But more than that, the pressure on women (and yes, there is all kinds of pressure on women) to give themselves up for the sake of their children, is rooted in the myth of the golden era of domesticity of post WWII when women were more or less forced back to the home and the household economics of the middle class rose. (And anyone who has watched Mad Men or read Betty Friedan knows how well that worked out for some women who were never meant to be stay at home mothers) There’s some kind of correlation-causation error related to the nostalgia of the era, my parents’ generation, that overlooks the fact that historically, the SAHM has been very, very unusual for the human species.  Most mothers work or have worked since the dawn of time.  They sometimes took their kids with them.  Children have had to grow up fast and go to work themselves.  Some bourgeoise women had wet nurses so they could spend their time at leisure.  The SAHM who was there when you came home to give you cookies and milk was a statistical blip on the historical record.  Most mothers throughout history did not spend every minute of their day obsessing about whether they were spending enough time with their kids.  There were survival things to do and everyone had to help out.

So, this notion that good women stay home with their children while less than good women stick their kids in day care and go to work is a recent construct.

One thing is for sure, people like Sarah Palin will glom onto the mommy wars like there’s no tomorrow.  Older women my mom’s age are heavily indoctrinated and are venerated by the FOX news crew for being “the good mothers”.  If women’s votes are crucial to the next election, and I believe they will be, now is not a good time to be at each other’s throats.  But I am not going to jump on the conservative mothering bandwagon and give SAHMs an extra special place in the pantheon of mothers.  If I did that, I would immediately be complicit in slapping working mothers with the label of inferior mommies.  Yes, Stay at Home Moms, that is what you are doing whether you are aware of it or not.

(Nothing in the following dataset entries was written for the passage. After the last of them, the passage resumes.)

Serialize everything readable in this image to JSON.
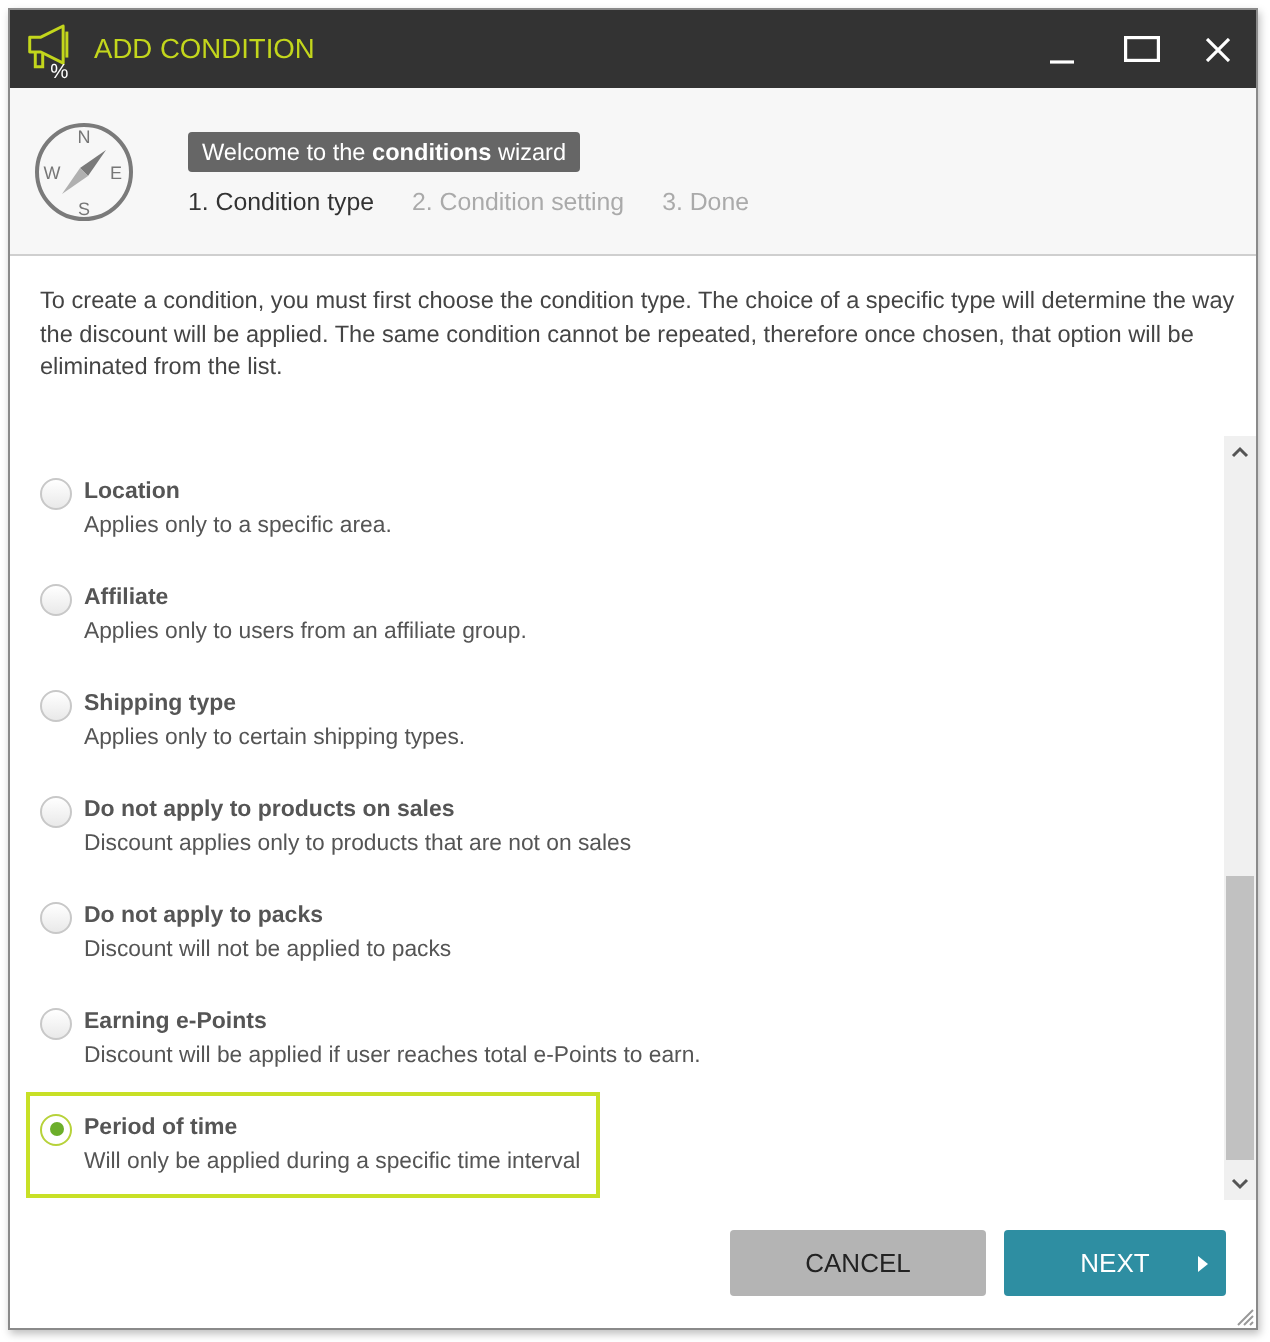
{
  "window": {
    "title": "ADD CONDITION",
    "icon_label": "%"
  },
  "header": {
    "compass_labels": [
      "N",
      "E",
      "S",
      "W"
    ],
    "welcome": "Welcome to the **conditions** wizard",
    "steps": [
      {
        "label": "1. Condition type",
        "selected": true
      },
      {
        "label": "2. Condition setting",
        "selected": false
      },
      {
        "label": "3. Done",
        "selected": false
      }
    ]
  },
  "intro": "To create a condition, you must first choose the condition type. The choice of a specific type will determine the way the discount will be applied. The same condition cannot be repeated, therefore once chosen, that option will be eliminated from the list.",
  "conditions": [
    {
      "title": "Location",
      "description": "Applies only to a specific area.",
      "selected": false
    },
    {
      "title": "Affiliate",
      "description": "Applies only to users from an affiliate group.",
      "selected": false
    },
    {
      "title": "Shipping type",
      "description": "Applies only to certain shipping types.",
      "selected": false
    },
    {
      "title": "Do not apply to products on sales",
      "description": "Discount applies only to products that are not on sales",
      "selected": false
    },
    {
      "title": "Do not apply to packs",
      "description": "Discount will not be applied to packs",
      "selected": false
    },
    {
      "title": "Earning e-Points",
      "description": "Discount will be applied if user reaches total e-Points to earn.",
      "selected": false
    },
    {
      "title": "Period of time",
      "description": "Will only be applied during a specific time interval",
      "selected": true
    }
  ],
  "buttons": [
    {
      "label": "CANCEL",
      "kind": "secondary"
    },
    {
      "label": "NEXT",
      "kind": "primary"
    }
  ]
}
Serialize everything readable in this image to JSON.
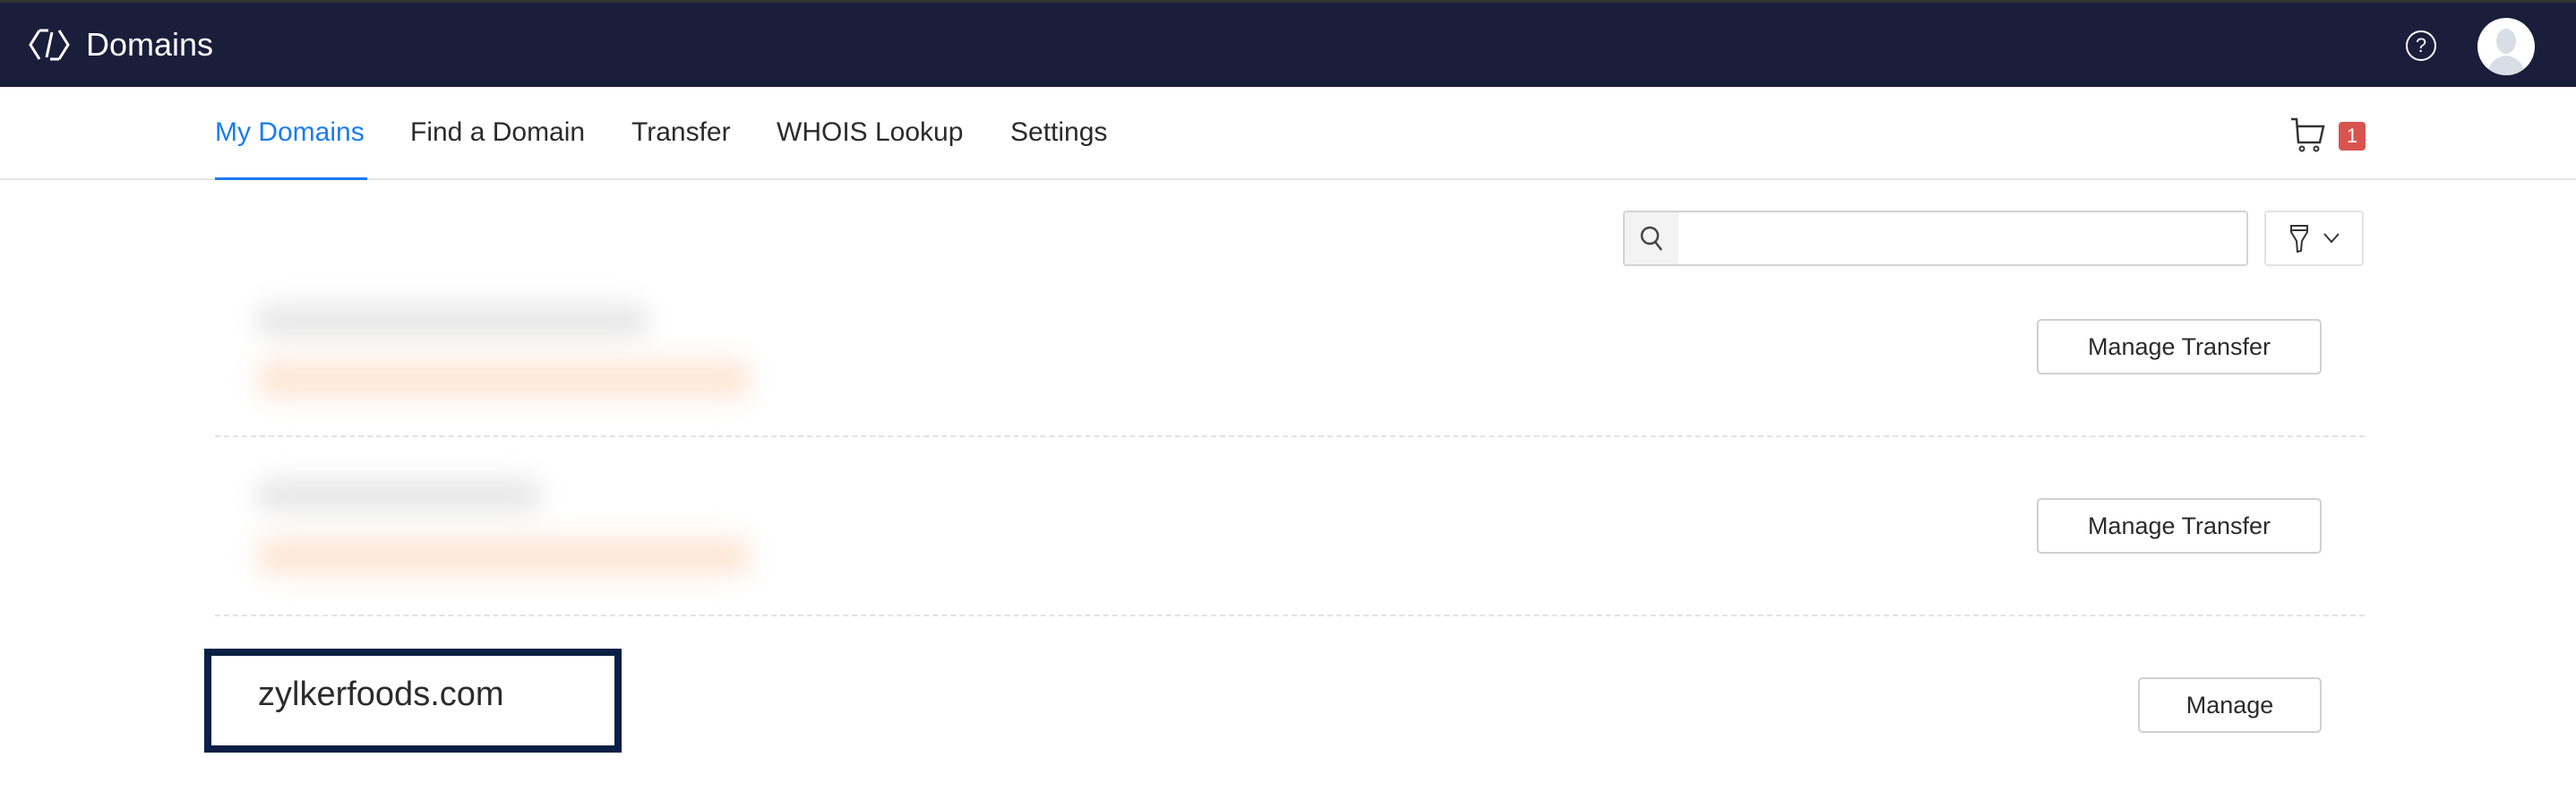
{
  "header": {
    "title": "Domains",
    "help_icon": "help-circle-icon",
    "avatar_icon": "user-avatar-icon"
  },
  "nav": {
    "tabs": [
      {
        "label": "My Domains",
        "active": true
      },
      {
        "label": "Find a Domain"
      },
      {
        "label": "Transfer"
      },
      {
        "label": "WHOIS Lookup"
      },
      {
        "label": "Settings"
      }
    ],
    "cart_count": "1"
  },
  "search": {
    "value": "",
    "placeholder": ""
  },
  "domains": [
    {
      "name": "",
      "action": "Manage Transfer"
    },
    {
      "name": "",
      "action": "Manage Transfer"
    },
    {
      "name": "zylkerfoods.com",
      "action": "Manage"
    }
  ],
  "colors": {
    "header_bg": "#1b1e3b",
    "accent": "#1a7cf0",
    "badge": "#d9534f",
    "highlight": "#0a1f45"
  }
}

And I’m not going to go along with it.  Don’t ask for a special recognition award.  If you need to be recognized for giving up your career to raise your kids, then you need to sit down and have a conversation with yourself and determine whether you did that of your own free will.  If you did, fine.  Then you don’t need a medal.  You should be happy with your decision.  If you didn’t, don’t get mad at me because I don’t kiss your ass to validate your choice.  Going against the tide of conformity is hard.  It can make you unpopular with your family, community and peers.  But if you are true to yourself, it has its own rewards for yourself and your kids.  I feel sorry for women who didn’t feel they had that choice but that doesn’t mean they have the right to resent and condemn the rest of us.  How does that move women’s issues to the forefront if we’re ready to go to war over some societally imposed pressure to sacrifice ourselves?  Can it bring back our younger days?  Change the past?  Does it make it easier for our daughters and granddaughters to do what’s right for themselves as person’s in their own right?  It’s never too late to decide that you won’t subject another woman to the pressures that were imposed on you.

We all make decisions that take our lives in different directions.  But fighting over who is the best mother is something the masters of the universe take great delight in stirring up.  I won’t be part of it.  On this blog, I will make sure that no mother is held in greater esteem than any other.  Mothering is hard enough without having someone we don’t even know tell us how to do it.